(RECORDS FOR THE EXERCISE begins)
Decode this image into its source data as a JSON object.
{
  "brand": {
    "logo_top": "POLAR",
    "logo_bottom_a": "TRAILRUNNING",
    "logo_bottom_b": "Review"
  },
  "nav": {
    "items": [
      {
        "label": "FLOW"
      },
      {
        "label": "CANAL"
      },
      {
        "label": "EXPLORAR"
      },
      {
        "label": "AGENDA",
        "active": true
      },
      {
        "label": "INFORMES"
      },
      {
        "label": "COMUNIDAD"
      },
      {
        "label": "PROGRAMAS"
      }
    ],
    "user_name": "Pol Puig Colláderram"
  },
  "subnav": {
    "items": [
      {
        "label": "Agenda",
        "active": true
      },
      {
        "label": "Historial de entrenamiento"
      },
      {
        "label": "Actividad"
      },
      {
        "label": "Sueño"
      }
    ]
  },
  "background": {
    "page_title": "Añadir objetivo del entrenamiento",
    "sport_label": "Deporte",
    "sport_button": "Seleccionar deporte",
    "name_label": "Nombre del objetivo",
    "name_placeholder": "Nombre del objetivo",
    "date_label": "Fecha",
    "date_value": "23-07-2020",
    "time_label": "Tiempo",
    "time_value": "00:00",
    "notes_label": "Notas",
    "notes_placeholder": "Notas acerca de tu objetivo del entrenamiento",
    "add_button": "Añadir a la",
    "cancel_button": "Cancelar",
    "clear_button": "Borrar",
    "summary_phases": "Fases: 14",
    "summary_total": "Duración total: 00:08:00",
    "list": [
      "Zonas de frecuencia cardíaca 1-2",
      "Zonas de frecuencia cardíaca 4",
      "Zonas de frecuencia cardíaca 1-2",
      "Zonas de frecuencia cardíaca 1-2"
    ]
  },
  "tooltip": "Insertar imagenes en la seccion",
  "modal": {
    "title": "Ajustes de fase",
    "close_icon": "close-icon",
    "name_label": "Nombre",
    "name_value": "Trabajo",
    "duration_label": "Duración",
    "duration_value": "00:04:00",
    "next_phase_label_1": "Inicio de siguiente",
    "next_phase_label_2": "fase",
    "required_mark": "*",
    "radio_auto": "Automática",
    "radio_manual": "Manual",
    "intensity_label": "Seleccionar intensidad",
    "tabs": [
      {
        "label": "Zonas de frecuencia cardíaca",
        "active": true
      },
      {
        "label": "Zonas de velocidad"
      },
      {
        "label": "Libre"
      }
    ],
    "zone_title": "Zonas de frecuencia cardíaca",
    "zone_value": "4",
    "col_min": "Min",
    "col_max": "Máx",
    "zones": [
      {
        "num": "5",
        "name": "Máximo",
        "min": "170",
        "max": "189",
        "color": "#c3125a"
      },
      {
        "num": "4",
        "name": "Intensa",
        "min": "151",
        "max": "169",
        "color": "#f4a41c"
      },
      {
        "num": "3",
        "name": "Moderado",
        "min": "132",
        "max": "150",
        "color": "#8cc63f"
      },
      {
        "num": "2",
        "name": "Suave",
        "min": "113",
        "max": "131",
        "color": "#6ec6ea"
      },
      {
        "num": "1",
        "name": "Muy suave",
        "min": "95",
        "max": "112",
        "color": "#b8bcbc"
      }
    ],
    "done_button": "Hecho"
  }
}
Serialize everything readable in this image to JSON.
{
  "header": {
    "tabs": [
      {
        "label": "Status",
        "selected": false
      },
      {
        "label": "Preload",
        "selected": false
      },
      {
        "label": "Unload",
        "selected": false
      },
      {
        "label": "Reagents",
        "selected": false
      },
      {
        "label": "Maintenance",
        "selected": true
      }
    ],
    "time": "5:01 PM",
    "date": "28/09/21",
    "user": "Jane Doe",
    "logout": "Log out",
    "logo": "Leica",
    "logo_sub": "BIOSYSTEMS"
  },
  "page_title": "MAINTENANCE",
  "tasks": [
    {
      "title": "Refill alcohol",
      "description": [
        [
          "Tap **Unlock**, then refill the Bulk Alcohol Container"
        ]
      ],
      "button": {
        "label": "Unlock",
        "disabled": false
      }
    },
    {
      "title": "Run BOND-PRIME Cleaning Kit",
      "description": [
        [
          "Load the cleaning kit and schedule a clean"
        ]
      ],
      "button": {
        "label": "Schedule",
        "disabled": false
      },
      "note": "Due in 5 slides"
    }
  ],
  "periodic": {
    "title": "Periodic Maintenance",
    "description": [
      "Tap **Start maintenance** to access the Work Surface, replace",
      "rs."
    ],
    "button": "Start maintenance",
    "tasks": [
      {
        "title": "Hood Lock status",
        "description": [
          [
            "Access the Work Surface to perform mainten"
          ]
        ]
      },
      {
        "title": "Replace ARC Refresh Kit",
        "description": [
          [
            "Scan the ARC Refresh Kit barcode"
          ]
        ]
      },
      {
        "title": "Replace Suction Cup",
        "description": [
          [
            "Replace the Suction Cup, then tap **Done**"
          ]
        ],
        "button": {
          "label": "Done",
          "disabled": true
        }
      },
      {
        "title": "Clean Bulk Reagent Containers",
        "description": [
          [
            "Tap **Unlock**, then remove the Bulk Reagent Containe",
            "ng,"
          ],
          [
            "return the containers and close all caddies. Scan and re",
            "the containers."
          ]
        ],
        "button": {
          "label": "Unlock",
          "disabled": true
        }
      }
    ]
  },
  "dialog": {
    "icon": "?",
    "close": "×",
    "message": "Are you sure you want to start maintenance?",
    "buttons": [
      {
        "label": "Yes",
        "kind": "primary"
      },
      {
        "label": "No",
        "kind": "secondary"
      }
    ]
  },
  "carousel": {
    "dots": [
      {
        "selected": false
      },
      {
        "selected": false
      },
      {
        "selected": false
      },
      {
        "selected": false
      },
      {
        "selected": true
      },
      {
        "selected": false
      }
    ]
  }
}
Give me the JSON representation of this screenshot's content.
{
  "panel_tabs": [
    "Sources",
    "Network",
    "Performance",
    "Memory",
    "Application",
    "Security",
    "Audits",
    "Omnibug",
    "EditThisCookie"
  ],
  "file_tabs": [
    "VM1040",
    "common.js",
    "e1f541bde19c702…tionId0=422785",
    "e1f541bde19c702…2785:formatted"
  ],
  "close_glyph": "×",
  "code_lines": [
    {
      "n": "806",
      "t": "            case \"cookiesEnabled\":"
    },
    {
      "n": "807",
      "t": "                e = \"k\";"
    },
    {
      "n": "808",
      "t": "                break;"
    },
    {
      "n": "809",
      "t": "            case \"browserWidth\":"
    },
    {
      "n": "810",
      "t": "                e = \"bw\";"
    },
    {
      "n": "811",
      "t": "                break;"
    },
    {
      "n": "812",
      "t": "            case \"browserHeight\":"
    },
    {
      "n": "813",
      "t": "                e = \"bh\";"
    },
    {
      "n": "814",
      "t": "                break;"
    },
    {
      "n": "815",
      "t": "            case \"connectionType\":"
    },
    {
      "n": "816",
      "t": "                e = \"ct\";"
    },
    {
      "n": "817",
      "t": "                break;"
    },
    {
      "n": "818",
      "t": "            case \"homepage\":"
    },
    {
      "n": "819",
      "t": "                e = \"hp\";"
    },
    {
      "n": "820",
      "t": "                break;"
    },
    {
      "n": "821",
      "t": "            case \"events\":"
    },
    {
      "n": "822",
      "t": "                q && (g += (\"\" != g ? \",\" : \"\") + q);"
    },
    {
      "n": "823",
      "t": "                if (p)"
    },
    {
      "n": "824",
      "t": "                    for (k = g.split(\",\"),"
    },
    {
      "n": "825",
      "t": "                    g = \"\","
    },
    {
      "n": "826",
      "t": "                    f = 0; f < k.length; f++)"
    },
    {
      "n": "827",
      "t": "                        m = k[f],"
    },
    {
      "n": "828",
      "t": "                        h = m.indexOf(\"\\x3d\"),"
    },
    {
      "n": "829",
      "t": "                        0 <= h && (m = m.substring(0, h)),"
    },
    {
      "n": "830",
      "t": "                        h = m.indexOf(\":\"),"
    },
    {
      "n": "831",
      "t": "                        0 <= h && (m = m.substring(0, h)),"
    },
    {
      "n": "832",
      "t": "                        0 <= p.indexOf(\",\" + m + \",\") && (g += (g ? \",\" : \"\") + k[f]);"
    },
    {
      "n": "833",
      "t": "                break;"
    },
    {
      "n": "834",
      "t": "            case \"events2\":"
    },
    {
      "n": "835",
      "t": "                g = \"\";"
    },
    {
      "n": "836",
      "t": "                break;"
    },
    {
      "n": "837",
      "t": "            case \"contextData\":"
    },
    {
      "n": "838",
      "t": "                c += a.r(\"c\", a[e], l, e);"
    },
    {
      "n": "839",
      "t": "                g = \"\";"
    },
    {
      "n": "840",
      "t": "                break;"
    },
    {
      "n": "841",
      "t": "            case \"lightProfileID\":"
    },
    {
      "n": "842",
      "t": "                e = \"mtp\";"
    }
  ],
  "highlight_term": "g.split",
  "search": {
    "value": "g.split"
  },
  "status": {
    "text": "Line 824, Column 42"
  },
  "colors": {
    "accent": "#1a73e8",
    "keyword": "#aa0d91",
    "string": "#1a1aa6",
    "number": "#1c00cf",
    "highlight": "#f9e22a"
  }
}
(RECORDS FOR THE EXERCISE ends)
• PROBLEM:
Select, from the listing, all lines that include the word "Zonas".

• RESPONSE TO THIS EXERCISE:
      "Zonas de frecuencia cardíaca 1-2",
      "Zonas de frecuencia cardíaca 4",
      "Zonas de frecuencia cardíaca 1-2",
      "Zonas de frecuencia cardíaca 1-2"
        "label": "Zonas de frecuencia cardíaca",
        "label": "Zonas de velocidad"
    "zone_title": "Zonas de frecuencia cardíaca",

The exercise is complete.